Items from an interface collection
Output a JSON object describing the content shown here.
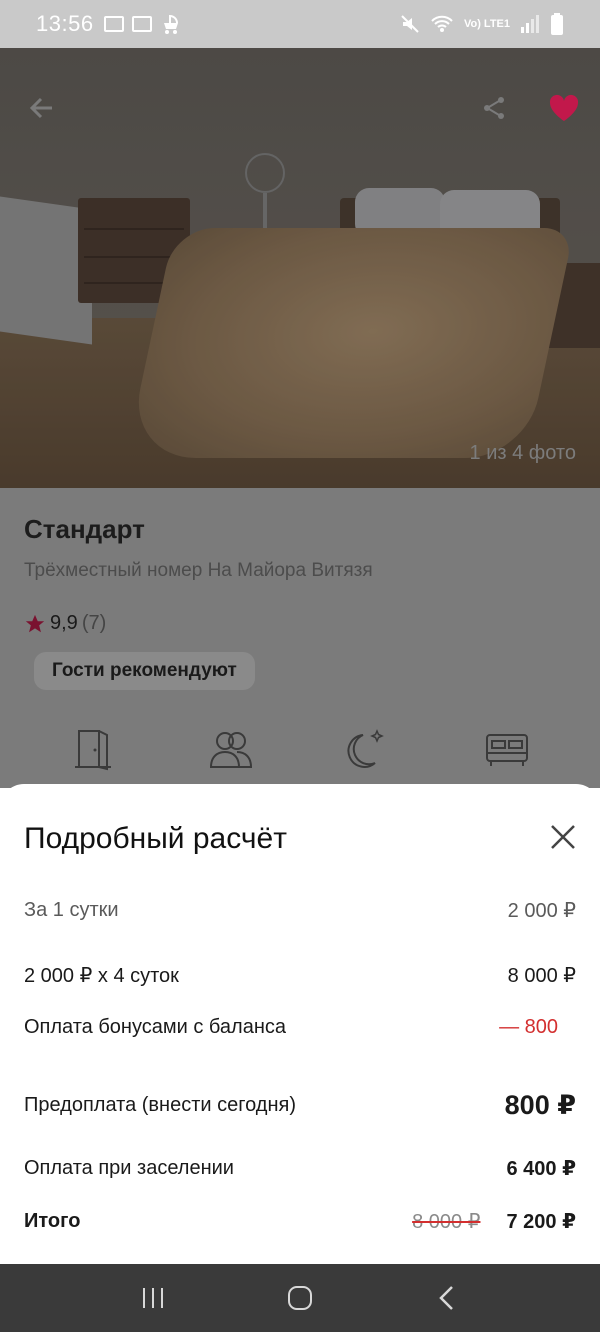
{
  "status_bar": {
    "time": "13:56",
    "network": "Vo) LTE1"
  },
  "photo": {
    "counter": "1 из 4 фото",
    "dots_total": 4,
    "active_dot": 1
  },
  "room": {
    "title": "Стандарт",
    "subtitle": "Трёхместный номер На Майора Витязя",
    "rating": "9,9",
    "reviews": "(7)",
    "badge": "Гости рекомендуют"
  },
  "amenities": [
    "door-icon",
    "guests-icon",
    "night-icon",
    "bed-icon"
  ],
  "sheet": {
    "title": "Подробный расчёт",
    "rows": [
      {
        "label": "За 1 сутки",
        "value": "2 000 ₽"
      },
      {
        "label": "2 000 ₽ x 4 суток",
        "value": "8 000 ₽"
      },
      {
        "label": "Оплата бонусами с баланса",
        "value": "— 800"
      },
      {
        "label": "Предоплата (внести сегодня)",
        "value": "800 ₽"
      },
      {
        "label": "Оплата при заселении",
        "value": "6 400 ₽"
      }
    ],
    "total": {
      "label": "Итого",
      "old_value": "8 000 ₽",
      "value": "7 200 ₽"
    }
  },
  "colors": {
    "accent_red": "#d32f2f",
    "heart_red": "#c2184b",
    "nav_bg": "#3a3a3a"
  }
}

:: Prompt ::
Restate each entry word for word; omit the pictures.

:: Result of this task ::
Output a JSON object describing the content shown here.
{
  "status_bar": {
    "time": "13:56",
    "network": "Vo) LTE1"
  },
  "photo": {
    "counter": "1 из 4 фото",
    "dots_total": 4,
    "active_dot": 1
  },
  "room": {
    "title": "Стандарт",
    "subtitle": "Трёхместный номер На Майора Витязя",
    "rating": "9,9",
    "reviews": "(7)",
    "badge": "Гости рекомендуют"
  },
  "amenities": [
    "door-icon",
    "guests-icon",
    "night-icon",
    "bed-icon"
  ],
  "sheet": {
    "title": "Подробный расчёт",
    "rows": [
      {
        "label": "За 1 сутки",
        "value": "2 000 ₽"
      },
      {
        "label": "2 000 ₽ x 4 суток",
        "value": "8 000 ₽"
      },
      {
        "label": "Оплата бонусами с баланса",
        "value": "— 800"
      },
      {
        "label": "Предоплата (внести сегодня)",
        "value": "800 ₽"
      },
      {
        "label": "Оплата при заселении",
        "value": "6 400 ₽"
      }
    ],
    "total": {
      "label": "Итого",
      "old_value": "8 000 ₽",
      "value": "7 200 ₽"
    }
  },
  "colors": {
    "accent_red": "#d32f2f",
    "heart_red": "#c2184b",
    "nav_bg": "#3a3a3a"
  }
}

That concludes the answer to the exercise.